30. Kirkham LA, et al. Construction and immunological characterization of a novel nontoxic protective pneumolysin mutant for use in future pneumococcal vaccines. Infect Immun. 2006; 74:586–593
31. Andreeva-Kovalevskaya Zh I, Solonin AS, Sineva EV, Ternovsky VI. Pore-forming proteins and adaptation of living organisms to environmental conditions. Biochemistry (Mosc). 2008; 73:1473–1492.
32. Bayley H. Membrane-protein structure: Piercing insights. Nature. 2009; 459:651–652
33. Che-Ming J. Hu, Ronnie H. Fang, Jonathan Copp, Brian T. Luk, and Liangfang Zhang, A biomimetic nanosponge that absorbs pore-forming toxins Department of NanoEngineering and Moores Cancer Center, University of California, San Diego, La Jolla, California 92093, USA, 2013.
34. Patel SB, Patel HJ and Seth AK, “Nanosponge Drug Delivery System: An Overview”, Journal of Global Pharma Tech., 2010; 2(8):1-9.
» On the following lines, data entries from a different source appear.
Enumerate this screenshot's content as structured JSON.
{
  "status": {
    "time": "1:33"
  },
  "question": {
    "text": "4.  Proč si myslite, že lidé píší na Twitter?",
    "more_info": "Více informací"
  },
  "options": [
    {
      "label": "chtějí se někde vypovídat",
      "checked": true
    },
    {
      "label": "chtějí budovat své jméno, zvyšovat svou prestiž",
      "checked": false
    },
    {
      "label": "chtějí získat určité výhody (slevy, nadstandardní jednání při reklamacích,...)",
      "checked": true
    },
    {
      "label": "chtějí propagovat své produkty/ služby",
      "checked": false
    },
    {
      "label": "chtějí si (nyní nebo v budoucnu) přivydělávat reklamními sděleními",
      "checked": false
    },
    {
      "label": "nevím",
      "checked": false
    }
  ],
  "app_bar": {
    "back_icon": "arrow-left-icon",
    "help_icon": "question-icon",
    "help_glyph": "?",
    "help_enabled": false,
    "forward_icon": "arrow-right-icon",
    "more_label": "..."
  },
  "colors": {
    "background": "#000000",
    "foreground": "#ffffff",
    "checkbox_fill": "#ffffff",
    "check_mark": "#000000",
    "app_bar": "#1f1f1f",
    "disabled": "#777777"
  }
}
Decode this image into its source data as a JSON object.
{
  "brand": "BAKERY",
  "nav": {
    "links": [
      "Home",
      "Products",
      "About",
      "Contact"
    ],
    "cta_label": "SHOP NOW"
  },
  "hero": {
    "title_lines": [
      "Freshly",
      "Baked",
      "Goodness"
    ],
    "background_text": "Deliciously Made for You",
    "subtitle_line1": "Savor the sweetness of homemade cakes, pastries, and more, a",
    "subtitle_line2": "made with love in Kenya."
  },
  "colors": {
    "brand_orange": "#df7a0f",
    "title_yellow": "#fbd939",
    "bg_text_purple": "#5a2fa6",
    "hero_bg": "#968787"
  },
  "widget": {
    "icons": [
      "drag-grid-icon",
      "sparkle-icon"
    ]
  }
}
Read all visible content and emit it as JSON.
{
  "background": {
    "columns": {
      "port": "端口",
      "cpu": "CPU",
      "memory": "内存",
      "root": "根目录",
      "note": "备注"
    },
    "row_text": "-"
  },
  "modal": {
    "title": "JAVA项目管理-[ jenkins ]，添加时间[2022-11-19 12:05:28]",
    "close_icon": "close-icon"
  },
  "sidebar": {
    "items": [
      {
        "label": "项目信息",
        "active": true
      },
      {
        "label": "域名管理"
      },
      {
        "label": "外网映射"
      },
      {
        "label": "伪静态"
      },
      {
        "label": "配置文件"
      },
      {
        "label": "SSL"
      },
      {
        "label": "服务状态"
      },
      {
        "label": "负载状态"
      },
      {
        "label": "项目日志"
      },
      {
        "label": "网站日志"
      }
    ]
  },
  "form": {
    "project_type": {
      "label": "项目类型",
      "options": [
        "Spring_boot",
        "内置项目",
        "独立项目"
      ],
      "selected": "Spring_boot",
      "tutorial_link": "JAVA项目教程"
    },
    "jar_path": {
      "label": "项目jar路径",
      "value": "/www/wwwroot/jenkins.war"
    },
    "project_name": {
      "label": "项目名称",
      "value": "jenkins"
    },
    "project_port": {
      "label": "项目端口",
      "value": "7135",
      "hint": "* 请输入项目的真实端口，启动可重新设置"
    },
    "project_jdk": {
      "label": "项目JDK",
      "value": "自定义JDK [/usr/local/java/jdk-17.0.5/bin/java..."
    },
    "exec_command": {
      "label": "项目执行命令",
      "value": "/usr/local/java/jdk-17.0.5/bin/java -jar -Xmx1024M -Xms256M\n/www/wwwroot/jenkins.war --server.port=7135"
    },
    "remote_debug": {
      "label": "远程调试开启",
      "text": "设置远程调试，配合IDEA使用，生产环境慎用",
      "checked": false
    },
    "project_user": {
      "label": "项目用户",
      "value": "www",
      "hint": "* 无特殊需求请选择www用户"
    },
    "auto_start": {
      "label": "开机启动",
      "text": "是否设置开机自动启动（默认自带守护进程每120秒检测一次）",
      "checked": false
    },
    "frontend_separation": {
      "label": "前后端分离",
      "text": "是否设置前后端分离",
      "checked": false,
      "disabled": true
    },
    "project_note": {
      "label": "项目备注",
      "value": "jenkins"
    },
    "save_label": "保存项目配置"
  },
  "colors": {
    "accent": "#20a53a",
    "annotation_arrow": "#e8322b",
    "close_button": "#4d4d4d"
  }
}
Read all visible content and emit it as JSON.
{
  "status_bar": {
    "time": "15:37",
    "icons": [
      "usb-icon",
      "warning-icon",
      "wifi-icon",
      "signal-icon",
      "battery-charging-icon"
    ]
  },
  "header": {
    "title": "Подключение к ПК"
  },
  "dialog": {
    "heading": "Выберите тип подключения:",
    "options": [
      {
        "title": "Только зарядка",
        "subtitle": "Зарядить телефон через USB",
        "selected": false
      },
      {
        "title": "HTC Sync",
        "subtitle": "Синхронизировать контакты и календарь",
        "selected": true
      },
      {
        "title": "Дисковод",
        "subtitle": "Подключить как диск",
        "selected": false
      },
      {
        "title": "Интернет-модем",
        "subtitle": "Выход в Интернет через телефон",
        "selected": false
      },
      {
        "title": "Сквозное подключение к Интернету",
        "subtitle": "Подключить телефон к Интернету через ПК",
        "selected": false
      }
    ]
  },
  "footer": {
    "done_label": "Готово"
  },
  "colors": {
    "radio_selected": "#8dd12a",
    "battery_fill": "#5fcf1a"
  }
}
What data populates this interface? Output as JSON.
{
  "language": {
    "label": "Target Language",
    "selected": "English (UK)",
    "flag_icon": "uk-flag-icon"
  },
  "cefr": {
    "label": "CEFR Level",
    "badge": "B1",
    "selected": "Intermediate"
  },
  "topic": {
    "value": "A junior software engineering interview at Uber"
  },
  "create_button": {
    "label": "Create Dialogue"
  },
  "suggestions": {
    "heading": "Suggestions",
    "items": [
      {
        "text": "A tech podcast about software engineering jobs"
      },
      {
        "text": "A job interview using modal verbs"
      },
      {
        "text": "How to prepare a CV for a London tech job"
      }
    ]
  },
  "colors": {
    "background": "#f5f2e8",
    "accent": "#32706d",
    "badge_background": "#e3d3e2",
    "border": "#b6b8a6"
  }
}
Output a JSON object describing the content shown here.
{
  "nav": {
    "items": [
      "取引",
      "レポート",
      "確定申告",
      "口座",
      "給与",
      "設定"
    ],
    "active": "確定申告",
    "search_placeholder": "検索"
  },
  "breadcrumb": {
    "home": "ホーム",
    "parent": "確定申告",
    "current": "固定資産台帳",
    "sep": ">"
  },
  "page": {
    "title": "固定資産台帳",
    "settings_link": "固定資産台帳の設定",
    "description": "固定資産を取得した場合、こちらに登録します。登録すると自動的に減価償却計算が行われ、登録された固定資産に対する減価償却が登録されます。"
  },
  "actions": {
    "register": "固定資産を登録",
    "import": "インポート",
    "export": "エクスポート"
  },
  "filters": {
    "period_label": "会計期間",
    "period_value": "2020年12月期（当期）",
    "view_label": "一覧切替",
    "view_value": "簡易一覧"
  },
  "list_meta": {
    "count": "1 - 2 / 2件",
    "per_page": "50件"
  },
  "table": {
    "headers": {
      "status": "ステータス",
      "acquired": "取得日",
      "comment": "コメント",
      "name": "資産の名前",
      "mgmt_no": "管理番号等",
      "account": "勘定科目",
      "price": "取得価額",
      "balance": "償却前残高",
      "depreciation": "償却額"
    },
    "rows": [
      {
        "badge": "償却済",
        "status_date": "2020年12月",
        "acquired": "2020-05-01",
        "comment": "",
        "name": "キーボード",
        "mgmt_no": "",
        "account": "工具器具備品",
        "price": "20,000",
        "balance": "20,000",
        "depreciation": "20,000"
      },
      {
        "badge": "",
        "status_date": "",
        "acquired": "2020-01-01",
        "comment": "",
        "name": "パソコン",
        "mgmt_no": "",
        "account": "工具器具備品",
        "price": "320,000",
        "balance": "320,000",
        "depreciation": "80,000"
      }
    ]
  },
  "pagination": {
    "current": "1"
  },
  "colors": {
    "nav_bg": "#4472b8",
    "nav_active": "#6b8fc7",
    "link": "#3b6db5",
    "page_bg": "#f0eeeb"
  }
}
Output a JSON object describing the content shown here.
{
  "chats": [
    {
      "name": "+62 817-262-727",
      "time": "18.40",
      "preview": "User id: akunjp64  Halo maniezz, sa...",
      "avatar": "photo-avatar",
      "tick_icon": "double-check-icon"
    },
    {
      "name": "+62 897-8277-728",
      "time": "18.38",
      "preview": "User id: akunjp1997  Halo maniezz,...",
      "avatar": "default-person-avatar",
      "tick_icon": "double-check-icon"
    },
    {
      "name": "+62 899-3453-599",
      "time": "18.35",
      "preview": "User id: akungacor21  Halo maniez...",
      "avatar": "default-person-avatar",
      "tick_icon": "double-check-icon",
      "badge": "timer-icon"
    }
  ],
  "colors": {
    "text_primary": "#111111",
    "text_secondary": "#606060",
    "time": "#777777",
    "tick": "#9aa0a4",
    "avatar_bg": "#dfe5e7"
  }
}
35. Uday B. Bolmal, F.V. Manvi, Kotha Rajkumar, Sai Sowjanya Palla, Anusha Paladugu1 and Korivi Ramamohan Reddy, Recent Advances in Nanosponges as Drug Delivery System, International Journal of Pharmaceutical Sciences and Nanotechnology, 2013; 6(1).
36. Vikesh Chhabria, Development of nanosponges from erythrocyte ghosts for removal of streptolysin-O and α haemolysin from mammalian blood, Thesis submitted in the University of Central Lancashire, May 2017
37. Hu CM, et al. Erythrocyte membrane-camouflaged polymeric nanoparticles as a biomimetic delivery platform. Proc Natl Acad Sci USA. 2011; 108:10980–10985.
Statistics
67 Views | 36 Downloads
How to Cite
Mandan, S., Bhadane, Y., Chavan, M., & Ladha, U. (2019). Action of Nanosponges in absorption of bacterial toxins. Journal of Drug Delivery and Therapeutics, 8(6-A), 144-146. Retrieved from http://jddtonline.info/index.php/jddt/article/view/2790

Most read articles by the same author(s)